[EXTRACTED DATA Boundary: Start]
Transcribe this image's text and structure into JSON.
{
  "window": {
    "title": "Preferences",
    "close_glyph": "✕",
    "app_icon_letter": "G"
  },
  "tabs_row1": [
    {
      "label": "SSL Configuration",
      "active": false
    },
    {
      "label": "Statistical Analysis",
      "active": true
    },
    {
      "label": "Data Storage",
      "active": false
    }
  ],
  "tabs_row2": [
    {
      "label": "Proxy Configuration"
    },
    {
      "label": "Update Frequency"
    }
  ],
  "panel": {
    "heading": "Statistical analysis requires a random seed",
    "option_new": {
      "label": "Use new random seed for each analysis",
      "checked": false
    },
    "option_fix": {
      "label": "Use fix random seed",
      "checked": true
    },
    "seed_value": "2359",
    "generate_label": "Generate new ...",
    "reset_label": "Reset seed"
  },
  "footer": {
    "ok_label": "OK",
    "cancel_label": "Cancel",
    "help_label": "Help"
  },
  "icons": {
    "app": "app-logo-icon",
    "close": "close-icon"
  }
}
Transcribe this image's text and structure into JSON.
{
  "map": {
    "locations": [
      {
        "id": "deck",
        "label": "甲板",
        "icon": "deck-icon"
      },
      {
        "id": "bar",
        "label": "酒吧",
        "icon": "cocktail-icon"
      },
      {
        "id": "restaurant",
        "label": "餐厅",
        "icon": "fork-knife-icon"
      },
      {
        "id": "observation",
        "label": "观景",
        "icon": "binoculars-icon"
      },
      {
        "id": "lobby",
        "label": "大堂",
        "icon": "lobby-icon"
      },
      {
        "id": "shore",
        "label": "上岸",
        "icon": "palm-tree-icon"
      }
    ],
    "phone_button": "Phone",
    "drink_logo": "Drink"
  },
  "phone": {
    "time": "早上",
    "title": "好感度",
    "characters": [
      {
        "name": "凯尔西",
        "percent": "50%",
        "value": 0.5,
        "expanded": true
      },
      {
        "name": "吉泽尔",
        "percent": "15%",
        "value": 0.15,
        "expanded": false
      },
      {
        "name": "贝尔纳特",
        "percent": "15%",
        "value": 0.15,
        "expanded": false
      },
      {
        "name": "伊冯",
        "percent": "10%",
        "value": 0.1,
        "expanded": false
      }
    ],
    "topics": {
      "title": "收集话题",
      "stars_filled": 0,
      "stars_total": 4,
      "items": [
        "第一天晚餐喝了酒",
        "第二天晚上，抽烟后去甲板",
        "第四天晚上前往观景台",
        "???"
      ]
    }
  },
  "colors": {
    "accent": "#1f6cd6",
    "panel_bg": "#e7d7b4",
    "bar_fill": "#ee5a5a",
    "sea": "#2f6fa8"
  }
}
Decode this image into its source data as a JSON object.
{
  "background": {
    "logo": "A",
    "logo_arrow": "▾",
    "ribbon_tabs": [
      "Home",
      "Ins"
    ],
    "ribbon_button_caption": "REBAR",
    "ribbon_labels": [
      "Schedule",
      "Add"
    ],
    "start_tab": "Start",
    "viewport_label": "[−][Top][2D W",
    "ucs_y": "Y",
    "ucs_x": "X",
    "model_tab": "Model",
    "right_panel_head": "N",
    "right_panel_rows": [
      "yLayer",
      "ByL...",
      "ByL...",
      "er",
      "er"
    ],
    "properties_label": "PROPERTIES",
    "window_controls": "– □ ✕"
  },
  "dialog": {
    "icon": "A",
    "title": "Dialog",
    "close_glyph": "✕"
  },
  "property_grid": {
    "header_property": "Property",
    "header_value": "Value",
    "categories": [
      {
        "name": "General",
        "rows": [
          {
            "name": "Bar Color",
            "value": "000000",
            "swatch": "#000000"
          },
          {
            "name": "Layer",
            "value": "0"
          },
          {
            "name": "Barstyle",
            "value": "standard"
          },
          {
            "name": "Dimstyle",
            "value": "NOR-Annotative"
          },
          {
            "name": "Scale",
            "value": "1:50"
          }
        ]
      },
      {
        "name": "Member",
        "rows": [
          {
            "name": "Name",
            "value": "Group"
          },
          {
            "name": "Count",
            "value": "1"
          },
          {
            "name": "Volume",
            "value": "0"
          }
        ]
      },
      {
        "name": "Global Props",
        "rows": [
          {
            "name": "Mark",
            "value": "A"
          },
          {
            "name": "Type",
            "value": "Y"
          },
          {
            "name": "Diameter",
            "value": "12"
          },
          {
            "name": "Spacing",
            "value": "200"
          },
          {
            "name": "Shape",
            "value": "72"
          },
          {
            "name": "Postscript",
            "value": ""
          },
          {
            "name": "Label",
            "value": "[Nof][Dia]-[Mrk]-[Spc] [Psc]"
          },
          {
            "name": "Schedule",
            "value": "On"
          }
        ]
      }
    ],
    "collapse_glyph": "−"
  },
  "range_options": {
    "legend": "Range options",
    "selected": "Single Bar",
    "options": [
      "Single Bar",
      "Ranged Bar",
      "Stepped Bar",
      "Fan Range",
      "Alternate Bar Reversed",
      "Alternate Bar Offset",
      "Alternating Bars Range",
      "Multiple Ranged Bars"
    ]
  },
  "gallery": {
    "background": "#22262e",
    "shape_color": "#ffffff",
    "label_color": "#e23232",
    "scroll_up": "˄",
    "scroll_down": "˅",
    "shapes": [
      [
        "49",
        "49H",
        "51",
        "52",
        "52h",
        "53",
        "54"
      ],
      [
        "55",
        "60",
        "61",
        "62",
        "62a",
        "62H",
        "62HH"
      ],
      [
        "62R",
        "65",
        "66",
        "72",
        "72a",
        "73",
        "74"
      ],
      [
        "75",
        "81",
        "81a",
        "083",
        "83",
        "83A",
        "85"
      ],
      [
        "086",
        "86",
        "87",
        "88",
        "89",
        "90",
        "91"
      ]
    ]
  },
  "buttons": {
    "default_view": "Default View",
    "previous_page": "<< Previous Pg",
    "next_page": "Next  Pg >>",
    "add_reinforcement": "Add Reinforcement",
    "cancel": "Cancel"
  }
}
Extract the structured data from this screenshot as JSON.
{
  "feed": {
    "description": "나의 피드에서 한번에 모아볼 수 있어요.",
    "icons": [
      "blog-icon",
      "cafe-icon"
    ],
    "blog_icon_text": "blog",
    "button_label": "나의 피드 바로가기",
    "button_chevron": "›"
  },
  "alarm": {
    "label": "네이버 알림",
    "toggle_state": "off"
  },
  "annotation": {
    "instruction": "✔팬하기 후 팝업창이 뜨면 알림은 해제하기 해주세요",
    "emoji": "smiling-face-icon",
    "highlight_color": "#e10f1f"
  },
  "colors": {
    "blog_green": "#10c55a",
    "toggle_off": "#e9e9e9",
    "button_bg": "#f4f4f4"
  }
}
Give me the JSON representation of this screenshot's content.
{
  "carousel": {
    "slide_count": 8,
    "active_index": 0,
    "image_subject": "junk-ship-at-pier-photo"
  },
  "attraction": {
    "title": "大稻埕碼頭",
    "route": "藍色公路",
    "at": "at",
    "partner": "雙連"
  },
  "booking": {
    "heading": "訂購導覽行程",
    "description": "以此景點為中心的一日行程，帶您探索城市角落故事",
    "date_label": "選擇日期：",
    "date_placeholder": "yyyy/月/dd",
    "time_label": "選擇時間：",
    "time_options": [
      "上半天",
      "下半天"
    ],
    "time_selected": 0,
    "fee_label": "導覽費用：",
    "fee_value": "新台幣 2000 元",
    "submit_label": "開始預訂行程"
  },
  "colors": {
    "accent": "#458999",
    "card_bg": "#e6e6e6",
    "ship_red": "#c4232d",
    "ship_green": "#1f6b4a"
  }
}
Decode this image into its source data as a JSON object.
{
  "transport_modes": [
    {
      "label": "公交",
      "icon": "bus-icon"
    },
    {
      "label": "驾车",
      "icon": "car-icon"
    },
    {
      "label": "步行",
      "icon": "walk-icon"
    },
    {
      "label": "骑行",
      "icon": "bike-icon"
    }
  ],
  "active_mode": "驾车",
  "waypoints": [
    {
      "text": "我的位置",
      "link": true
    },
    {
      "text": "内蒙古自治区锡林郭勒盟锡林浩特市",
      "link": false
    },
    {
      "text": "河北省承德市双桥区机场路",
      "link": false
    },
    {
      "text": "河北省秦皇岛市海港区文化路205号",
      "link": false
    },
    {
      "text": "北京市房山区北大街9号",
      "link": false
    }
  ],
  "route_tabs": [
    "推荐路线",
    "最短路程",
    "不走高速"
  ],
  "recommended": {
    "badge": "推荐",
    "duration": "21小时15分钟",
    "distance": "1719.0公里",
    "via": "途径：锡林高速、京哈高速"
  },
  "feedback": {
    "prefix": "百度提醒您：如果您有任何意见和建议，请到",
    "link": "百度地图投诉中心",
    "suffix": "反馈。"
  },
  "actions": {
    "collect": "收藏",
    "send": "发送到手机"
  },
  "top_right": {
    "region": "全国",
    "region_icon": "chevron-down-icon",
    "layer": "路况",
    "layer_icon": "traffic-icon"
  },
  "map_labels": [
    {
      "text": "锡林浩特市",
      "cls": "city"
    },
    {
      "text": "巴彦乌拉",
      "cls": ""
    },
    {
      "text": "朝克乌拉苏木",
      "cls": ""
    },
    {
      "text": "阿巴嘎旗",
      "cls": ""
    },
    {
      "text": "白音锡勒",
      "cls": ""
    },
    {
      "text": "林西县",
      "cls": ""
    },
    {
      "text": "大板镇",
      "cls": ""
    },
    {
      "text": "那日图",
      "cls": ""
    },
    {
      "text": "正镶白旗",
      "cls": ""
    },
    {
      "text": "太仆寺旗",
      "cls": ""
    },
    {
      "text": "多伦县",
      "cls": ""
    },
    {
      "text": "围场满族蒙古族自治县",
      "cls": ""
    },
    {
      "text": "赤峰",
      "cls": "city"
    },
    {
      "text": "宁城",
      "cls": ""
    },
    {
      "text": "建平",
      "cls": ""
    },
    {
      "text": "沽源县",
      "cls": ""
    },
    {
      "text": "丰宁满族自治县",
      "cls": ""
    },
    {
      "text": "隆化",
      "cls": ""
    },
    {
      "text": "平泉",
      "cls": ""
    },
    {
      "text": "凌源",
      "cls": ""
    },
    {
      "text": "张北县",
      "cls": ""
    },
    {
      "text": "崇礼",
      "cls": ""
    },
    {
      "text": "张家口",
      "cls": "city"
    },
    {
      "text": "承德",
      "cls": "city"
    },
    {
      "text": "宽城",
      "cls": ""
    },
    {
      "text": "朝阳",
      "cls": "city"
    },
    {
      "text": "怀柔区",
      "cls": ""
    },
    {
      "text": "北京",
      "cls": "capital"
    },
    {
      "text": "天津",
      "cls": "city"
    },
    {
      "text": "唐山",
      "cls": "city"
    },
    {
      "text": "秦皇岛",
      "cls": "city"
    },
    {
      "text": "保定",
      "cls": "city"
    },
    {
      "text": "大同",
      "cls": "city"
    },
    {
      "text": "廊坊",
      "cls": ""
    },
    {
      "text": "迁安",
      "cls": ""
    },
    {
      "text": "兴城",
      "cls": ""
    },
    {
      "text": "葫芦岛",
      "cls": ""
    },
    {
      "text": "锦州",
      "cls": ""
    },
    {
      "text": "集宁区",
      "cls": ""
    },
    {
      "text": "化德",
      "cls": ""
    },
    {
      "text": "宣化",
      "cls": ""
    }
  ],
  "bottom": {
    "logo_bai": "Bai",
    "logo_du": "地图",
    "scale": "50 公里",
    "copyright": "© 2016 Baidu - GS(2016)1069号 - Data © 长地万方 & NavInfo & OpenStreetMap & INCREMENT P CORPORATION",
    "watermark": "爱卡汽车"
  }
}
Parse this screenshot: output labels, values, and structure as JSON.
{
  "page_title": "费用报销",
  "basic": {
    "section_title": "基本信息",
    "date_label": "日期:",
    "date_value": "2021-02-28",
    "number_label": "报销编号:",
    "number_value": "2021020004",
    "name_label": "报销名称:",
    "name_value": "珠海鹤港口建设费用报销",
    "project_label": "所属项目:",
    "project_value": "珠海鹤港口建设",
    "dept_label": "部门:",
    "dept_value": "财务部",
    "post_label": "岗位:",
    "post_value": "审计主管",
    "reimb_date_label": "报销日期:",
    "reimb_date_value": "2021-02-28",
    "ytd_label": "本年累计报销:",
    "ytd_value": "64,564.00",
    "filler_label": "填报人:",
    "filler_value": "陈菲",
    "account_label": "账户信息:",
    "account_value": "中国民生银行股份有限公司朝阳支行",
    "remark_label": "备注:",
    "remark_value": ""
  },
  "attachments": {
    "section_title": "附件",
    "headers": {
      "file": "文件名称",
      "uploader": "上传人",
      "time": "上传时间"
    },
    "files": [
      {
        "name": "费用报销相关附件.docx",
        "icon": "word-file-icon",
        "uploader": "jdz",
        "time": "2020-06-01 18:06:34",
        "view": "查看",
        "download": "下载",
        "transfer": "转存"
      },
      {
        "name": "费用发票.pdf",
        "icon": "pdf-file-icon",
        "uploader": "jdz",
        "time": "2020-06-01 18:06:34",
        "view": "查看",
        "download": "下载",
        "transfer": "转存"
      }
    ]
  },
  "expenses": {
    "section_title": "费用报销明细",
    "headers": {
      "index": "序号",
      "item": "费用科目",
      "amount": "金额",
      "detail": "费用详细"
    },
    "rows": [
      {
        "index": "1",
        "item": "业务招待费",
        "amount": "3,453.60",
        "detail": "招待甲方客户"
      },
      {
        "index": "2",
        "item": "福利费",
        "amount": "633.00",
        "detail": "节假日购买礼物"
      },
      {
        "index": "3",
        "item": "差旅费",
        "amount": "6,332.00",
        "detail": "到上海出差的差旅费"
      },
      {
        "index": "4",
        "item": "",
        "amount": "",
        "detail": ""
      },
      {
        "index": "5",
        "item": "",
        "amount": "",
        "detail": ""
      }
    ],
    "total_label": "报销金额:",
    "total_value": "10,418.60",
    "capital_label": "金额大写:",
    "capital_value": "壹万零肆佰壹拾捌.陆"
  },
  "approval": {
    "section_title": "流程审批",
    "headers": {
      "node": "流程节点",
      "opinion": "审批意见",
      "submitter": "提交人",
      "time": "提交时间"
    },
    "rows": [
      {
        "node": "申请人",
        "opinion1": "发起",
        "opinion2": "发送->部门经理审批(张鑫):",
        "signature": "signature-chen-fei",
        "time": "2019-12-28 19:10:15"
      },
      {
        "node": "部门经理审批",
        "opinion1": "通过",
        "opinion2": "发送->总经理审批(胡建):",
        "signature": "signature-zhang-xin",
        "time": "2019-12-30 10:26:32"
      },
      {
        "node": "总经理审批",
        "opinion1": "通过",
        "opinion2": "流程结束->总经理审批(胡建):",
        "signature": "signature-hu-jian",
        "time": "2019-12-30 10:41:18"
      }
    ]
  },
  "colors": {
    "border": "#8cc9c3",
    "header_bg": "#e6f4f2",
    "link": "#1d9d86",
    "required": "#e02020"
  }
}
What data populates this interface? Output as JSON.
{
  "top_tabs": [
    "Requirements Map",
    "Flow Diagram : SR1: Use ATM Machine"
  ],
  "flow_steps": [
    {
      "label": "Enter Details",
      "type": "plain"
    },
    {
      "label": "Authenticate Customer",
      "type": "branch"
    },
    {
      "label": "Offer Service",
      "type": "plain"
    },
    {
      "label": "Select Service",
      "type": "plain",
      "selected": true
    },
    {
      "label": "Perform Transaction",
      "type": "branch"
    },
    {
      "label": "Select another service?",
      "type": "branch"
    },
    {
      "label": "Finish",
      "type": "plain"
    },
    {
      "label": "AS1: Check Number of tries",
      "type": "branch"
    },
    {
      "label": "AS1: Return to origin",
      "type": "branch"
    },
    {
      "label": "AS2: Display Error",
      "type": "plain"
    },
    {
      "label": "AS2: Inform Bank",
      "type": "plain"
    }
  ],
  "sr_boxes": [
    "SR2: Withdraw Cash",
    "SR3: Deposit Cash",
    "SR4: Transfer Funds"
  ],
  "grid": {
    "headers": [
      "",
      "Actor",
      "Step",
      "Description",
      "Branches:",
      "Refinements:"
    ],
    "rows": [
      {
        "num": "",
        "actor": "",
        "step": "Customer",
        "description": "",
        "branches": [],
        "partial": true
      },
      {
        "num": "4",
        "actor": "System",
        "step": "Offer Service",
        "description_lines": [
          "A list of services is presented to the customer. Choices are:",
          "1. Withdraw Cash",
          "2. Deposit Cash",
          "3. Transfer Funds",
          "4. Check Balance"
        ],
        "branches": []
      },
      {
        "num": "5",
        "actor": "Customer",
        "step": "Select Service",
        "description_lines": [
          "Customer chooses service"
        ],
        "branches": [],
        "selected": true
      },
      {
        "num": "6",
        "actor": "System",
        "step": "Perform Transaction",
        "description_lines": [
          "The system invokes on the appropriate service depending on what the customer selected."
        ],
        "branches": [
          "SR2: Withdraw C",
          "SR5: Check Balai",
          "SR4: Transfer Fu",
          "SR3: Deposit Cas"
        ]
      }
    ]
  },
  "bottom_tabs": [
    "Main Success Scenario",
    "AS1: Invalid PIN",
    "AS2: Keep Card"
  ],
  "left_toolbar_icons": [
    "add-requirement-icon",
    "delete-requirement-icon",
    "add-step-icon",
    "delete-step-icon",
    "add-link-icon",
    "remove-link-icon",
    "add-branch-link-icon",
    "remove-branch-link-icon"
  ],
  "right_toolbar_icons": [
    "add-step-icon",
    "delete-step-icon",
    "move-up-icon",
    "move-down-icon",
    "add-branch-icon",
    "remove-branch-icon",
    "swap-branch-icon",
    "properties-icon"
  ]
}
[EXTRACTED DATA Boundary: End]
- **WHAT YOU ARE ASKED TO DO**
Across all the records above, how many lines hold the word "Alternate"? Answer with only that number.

- **RESULT**
2